Element data from apps and pages
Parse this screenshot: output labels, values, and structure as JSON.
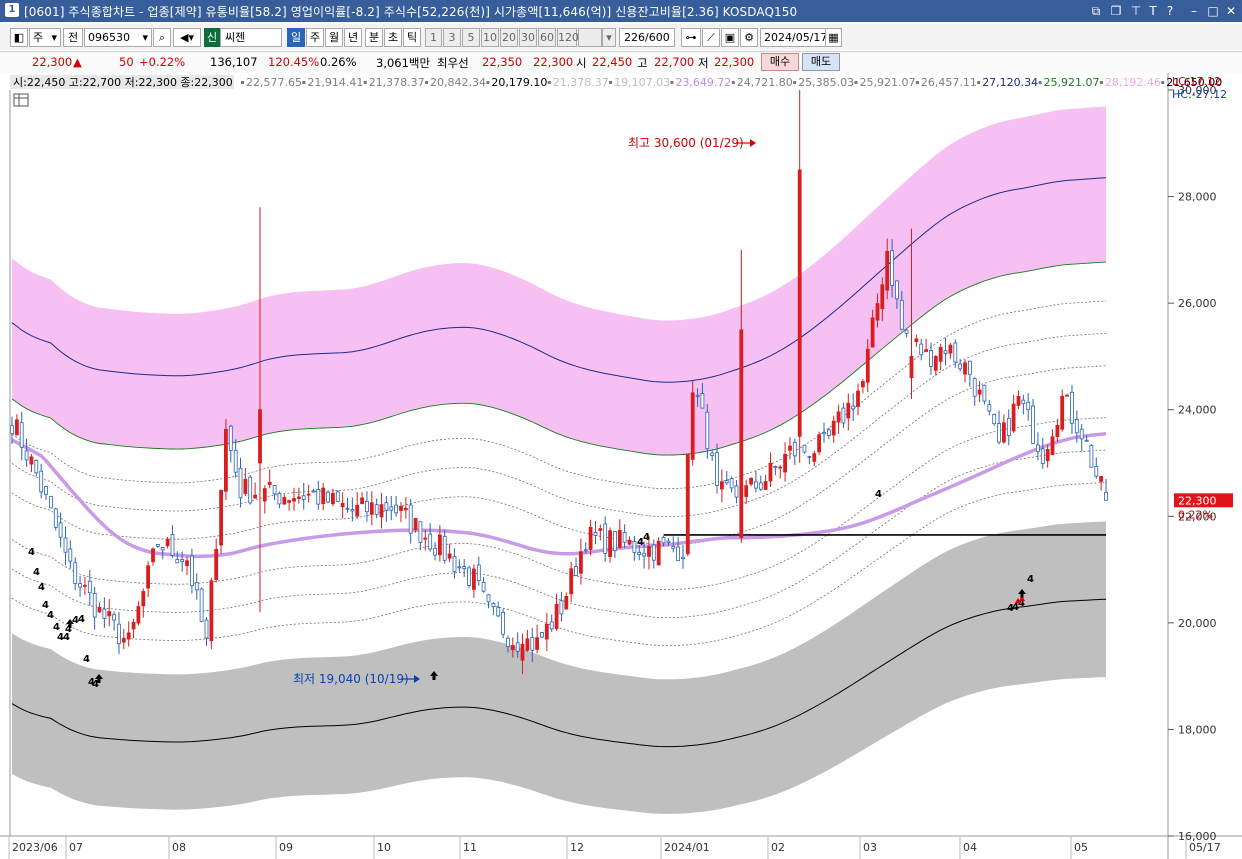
{
  "title_bar": {
    "icon": "1",
    "text": "[0601] 주식종합차트 - 업종[제약] 유통비율[58.2] 영업이익률[-8.2] 주식수[52,226(천)] 시가총액[11,646(억)] 신용잔고비율[2.36] KOSDAQ150",
    "controls": [
      "copy-icon",
      "window-icon",
      "pin-icon",
      "T",
      "?",
      "minimize-icon",
      "maximize-icon",
      "close-icon"
    ]
  },
  "toolbar": {
    "period_select": "주",
    "prev_label": "전",
    "code_value": "096530",
    "credit_badge": "신",
    "stock_name": "씨젠",
    "period_tabs": [
      "일",
      "주",
      "월",
      "년",
      "분",
      "초",
      "틱"
    ],
    "active_tab": "일",
    "interval_buttons": [
      "1",
      "3",
      "5",
      "10",
      "20",
      "30",
      "60",
      "120"
    ],
    "count_value": "226",
    "count_total": "/600",
    "date_value": "2024/05/17"
  },
  "quote_bar": {
    "price": "22,300",
    "arrow": "▲",
    "change": "50",
    "change_pct": "+0.22%",
    "volume": "136,107",
    "volume_ratio": "120.45%",
    "turnover": "0.26%",
    "amount": "3,061백만",
    "best_bid_label": "최우선",
    "best_bid": "22,350",
    "best_ask": "22,300",
    "open_label": "시",
    "open": "22,450",
    "high_label": "고",
    "high": "22,700",
    "low_label": "저",
    "low": "22,300",
    "buy_button": "매수",
    "sell_button": "매도"
  },
  "indicator_line": {
    "ohlc": "시:22,450 고:22,700 저:22,300 종:22,300",
    "values": [
      {
        "text": "22,577.65",
        "color": "#7f7f7f"
      },
      {
        "text": "21,914.41",
        "color": "#7f7f7f"
      },
      {
        "text": "21,378.37",
        "color": "#7f7f7f"
      },
      {
        "text": "20,842.34",
        "color": "#7f7f7f"
      },
      {
        "text": "20,179.10",
        "color": "#000000"
      },
      {
        "text": "21,378.37",
        "color": "#bdbdbd"
      },
      {
        "text": "19,107.03",
        "color": "#bdbdbd"
      },
      {
        "text": "23,649.72",
        "color": "#c08ce8"
      },
      {
        "text": "24,721.80",
        "color": "#7f7f7f"
      },
      {
        "text": "25,385.03",
        "color": "#7f7f7f"
      },
      {
        "text": "25,921.07",
        "color": "#7f7f7f"
      },
      {
        "text": "26,457.11",
        "color": "#7f7f7f"
      },
      {
        "text": "27,120.34",
        "color": "#1f2a8c"
      },
      {
        "text": "25,921.07",
        "color": "#1a7a1a"
      },
      {
        "text": "28,192.46",
        "color": "#f3a7e9"
      },
      {
        "text": "21,650.00",
        "color": "#000000"
      }
    ],
    "lc": "LC:17.12",
    "hc": "HC:-27.12"
  },
  "chart_data": {
    "type": "candlestick",
    "y_axis": {
      "min": 16000,
      "max": 30000,
      "ticks": [
        "30,000",
        "28,000",
        "26,000",
        "24,000",
        "22,000",
        "20,000",
        "18,000",
        "16,000"
      ]
    },
    "x_axis": {
      "labels": [
        "2023/06",
        "07",
        "08",
        "09",
        "10",
        "11",
        "12",
        "2024/01",
        "02",
        "03",
        "04",
        "05",
        "05/17"
      ]
    },
    "last_price_label": "22,300",
    "last_change_label": "0.22%",
    "high_annotation": "최고 30,600 (01/29)",
    "low_annotation": "최저 19,040 (10/19)",
    "horizontal_line_value": 21650,
    "marker_text": "4",
    "colors": {
      "up": "#d81e1e",
      "down": "#2a62b8",
      "upper_band": "#f7c0f2",
      "lower_band": "#bfbfbf",
      "mid_line": "#c99ae8"
    }
  }
}
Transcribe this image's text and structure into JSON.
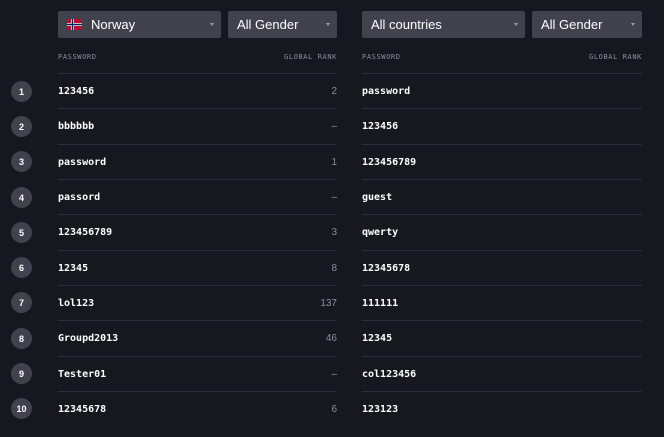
{
  "left": {
    "country": "Norway",
    "gender": "All Gender",
    "col_password": "PASSWORD",
    "col_rank": "GLOBAL RANK",
    "rows": [
      {
        "password": "123456",
        "rank": "2"
      },
      {
        "password": "bbbbbb",
        "rank": "–"
      },
      {
        "password": "password",
        "rank": "1"
      },
      {
        "password": "passord",
        "rank": "–"
      },
      {
        "password": "123456789",
        "rank": "3"
      },
      {
        "password": "12345",
        "rank": "8"
      },
      {
        "password": "lol123",
        "rank": "137"
      },
      {
        "password": "Groupd2013",
        "rank": "46"
      },
      {
        "password": "Tester01",
        "rank": "–"
      },
      {
        "password": "12345678",
        "rank": "6"
      }
    ]
  },
  "right": {
    "country": "All countries",
    "gender": "All Gender",
    "col_password": "PASSWORD",
    "col_rank": "GLOBAL RANK",
    "rows": [
      {
        "password": "password"
      },
      {
        "password": "123456"
      },
      {
        "password": "123456789"
      },
      {
        "password": "guest"
      },
      {
        "password": "qwerty"
      },
      {
        "password": "12345678"
      },
      {
        "password": "111111"
      },
      {
        "password": "12345"
      },
      {
        "password": "col123456"
      },
      {
        "password": "123123"
      }
    ]
  },
  "ranks": [
    "1",
    "2",
    "3",
    "4",
    "5",
    "6",
    "7",
    "8",
    "9",
    "10"
  ],
  "colors": {
    "background": "#16181f",
    "control": "#40434e",
    "muted_text": "#8b8e98",
    "divider": "#2b2e37"
  },
  "icons": {
    "flag": "norway-flag-icon",
    "caret": "caret-down-icon"
  }
}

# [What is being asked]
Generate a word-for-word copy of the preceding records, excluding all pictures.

# [Solution]
Parse this screenshot: output labels, values, and structure as JSON.
{
  "title_bar": {
    "icon": "1",
    "text": "[0601] 주식종합차트 - 업종[제약] 유통비율[58.2] 영업이익률[-8.2] 주식수[52,226(천)] 시가총액[11,646(억)] 신용잔고비율[2.36] KOSDAQ150",
    "controls": [
      "copy-icon",
      "window-icon",
      "pin-icon",
      "T",
      "?",
      "minimize-icon",
      "maximize-icon",
      "close-icon"
    ]
  },
  "toolbar": {
    "period_select": "주",
    "prev_label": "전",
    "code_value": "096530",
    "credit_badge": "신",
    "stock_name": "씨젠",
    "period_tabs": [
      "일",
      "주",
      "월",
      "년",
      "분",
      "초",
      "틱"
    ],
    "active_tab": "일",
    "interval_buttons": [
      "1",
      "3",
      "5",
      "10",
      "20",
      "30",
      "60",
      "120"
    ],
    "count_value": "226",
    "count_total": "/600",
    "date_value": "2024/05/17"
  },
  "quote_bar": {
    "price": "22,300",
    "arrow": "▲",
    "change": "50",
    "change_pct": "+0.22%",
    "volume": "136,107",
    "volume_ratio": "120.45%",
    "turnover": "0.26%",
    "amount": "3,061백만",
    "best_bid_label": "최우선",
    "best_bid": "22,350",
    "best_ask": "22,300",
    "open_label": "시",
    "open": "22,450",
    "high_label": "고",
    "high": "22,700",
    "low_label": "저",
    "low": "22,300",
    "buy_button": "매수",
    "sell_button": "매도"
  },
  "indicator_line": {
    "ohlc": "시:22,450 고:22,700 저:22,300 종:22,300",
    "values": [
      {
        "text": "22,577.65",
        "color": "#7f7f7f"
      },
      {
        "text": "21,914.41",
        "color": "#7f7f7f"
      },
      {
        "text": "21,378.37",
        "color": "#7f7f7f"
      },
      {
        "text": "20,842.34",
        "color": "#7f7f7f"
      },
      {
        "text": "20,179.10",
        "color": "#000000"
      },
      {
        "text": "21,378.37",
        "color": "#bdbdbd"
      },
      {
        "text": "19,107.03",
        "color": "#bdbdbd"
      },
      {
        "text": "23,649.72",
        "color": "#c08ce8"
      },
      {
        "text": "24,721.80",
        "color": "#7f7f7f"
      },
      {
        "text": "25,385.03",
        "color": "#7f7f7f"
      },
      {
        "text": "25,921.07",
        "color": "#7f7f7f"
      },
      {
        "text": "26,457.11",
        "color": "#7f7f7f"
      },
      {
        "text": "27,120.34",
        "color": "#1f2a8c"
      },
      {
        "text": "25,921.07",
        "color": "#1a7a1a"
      },
      {
        "text": "28,192.46",
        "color": "#f3a7e9"
      },
      {
        "text": "21,650.00",
        "color": "#000000"
      }
    ],
    "lc": "LC:17.12",
    "hc": "HC:-27.12"
  },
  "chart_data": {
    "type": "candlestick",
    "y_axis": {
      "min": 16000,
      "max": 30000,
      "ticks": [
        "30,000",
        "28,000",
        "26,000",
        "24,000",
        "22,000",
        "20,000",
        "18,000",
        "16,000"
      ]
    },
    "x_axis": {
      "labels": [
        "2023/06",
        "07",
        "08",
        "09",
        "10",
        "11",
        "12",
        "2024/01",
        "02",
        "03",
        "04",
        "05",
        "05/17"
      ]
    },
    "last_price_label": "22,300",
    "last_change_label": "0.22%",
    "high_annotation": "최고 30,600 (01/29)",
    "low_annotation": "최저 19,040 (10/19)",
    "horizontal_line_value": 21650,
    "marker_text": "4",
    "colors": {
      "up": "#d81e1e",
      "down": "#2a62b8",
      "upper_band": "#f7c0f2",
      "lower_band": "#bfbfbf",
      "mid_line": "#c99ae8"
    }
  }
}
Transcribe this image's text and structure into JSON.
{
  "left": {
    "country": "Norway",
    "gender": "All Gender",
    "col_password": "PASSWORD",
    "col_rank": "GLOBAL RANK",
    "rows": [
      {
        "password": "123456",
        "rank": "2"
      },
      {
        "password": "bbbbbb",
        "rank": "–"
      },
      {
        "password": "password",
        "rank": "1"
      },
      {
        "password": "passord",
        "rank": "–"
      },
      {
        "password": "123456789",
        "rank": "3"
      },
      {
        "password": "12345",
        "rank": "8"
      },
      {
        "password": "lol123",
        "rank": "137"
      },
      {
        "password": "Groupd2013",
        "rank": "46"
      },
      {
        "password": "Tester01",
        "rank": "–"
      },
      {
        "password": "12345678",
        "rank": "6"
      }
    ]
  },
  "right": {
    "country": "All countries",
    "gender": "All Gender",
    "col_password": "PASSWORD",
    "col_rank": "GLOBAL RANK",
    "rows": [
      {
        "password": "password"
      },
      {
        "password": "123456"
      },
      {
        "password": "123456789"
      },
      {
        "password": "guest"
      },
      {
        "password": "qwerty"
      },
      {
        "password": "12345678"
      },
      {
        "password": "111111"
      },
      {
        "password": "12345"
      },
      {
        "password": "col123456"
      },
      {
        "password": "123123"
      }
    ]
  },
  "ranks": [
    "1",
    "2",
    "3",
    "4",
    "5",
    "6",
    "7",
    "8",
    "9",
    "10"
  ],
  "colors": {
    "background": "#16181f",
    "control": "#40434e",
    "muted_text": "#8b8e98",
    "divider": "#2b2e37"
  },
  "icons": {
    "flag": "norway-flag-icon",
    "caret": "caret-down-icon"
  }
}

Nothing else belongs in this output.